The extreme reliance on performance constituted the attempts by the Mexica to forestall closure by constantly choreographing the various apparitions, correspondences, and interventions (divine and human) that kept the universe in movement. so as performance moves the universe and everything with it

There be no dances or other ceremonies that make allusion or reference to the superstitions of ancient heathenism

Anything that recalled past behaviors was to be avoided, as was anything that complicated visible categorization and control.

The many edicts against all sorts of performance practices-from the danced songs or areitos to the 'secret' gatherings-conveyed the recognition that they functioned as an episteme, "a way of thinking through movement" (Halbwach) as well a conduit for the transmission of memory.

The performance of the prohibitions seem as ubiquitous and continuous and the outlawed practices themselves. Neither disappeared.

–Multi-coded Performance

The equivocal (because multivocal) nature of religious practice led friars to suspect the truthfulness of the native's piety. Insisting on strict orthodoxy, they feared anything in indigenous practice that somehow resembled or overlapped with their own.

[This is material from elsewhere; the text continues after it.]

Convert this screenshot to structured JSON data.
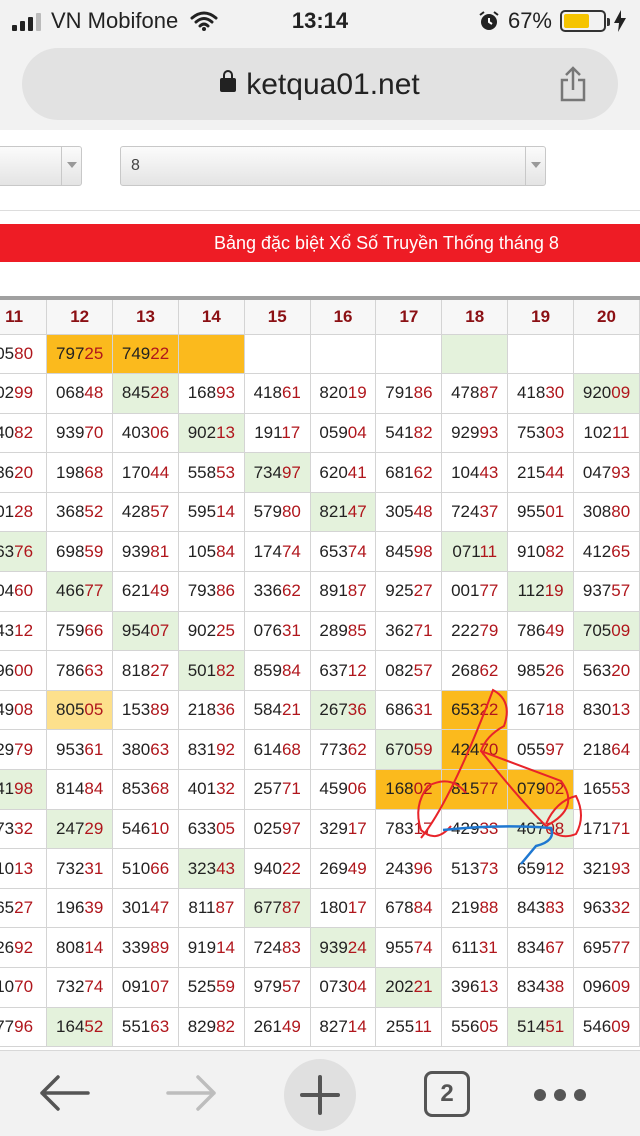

Duran, in the Book of the Gods and Rites, draws some uneasy comparisons between the Nahua's practice of human sacrifice and Christian communion, noting "how cleverly this diabolical rite imitates that of our Holy Church"
transmitted through multiple syncretic and transcultured forms such as music, dance, the use of color, pilgrimages, the ritualized marking of place


it allows for the collapse of vital historical links and political moves.

The performance shift and doubling, in this case, preserved rather than erased the antecedents

quotation introducing this section allows not only one deity to be worshipped under the guise of another but at the same time as another-a form of multiplication and simultaneity rather than surrogation and absenting.

Did the non-interrupted pilgrimage to her shrine signal alliance to the old or to the new?


transformation of the virgin(guada loupe) of mexican cities moving and renaming

oppression and reinvention which may lead to loss

How do certain scenarios encourage a 'false identification' that gets used politically (Ch 5)? How do the archive and the repertoire combine to make a political claim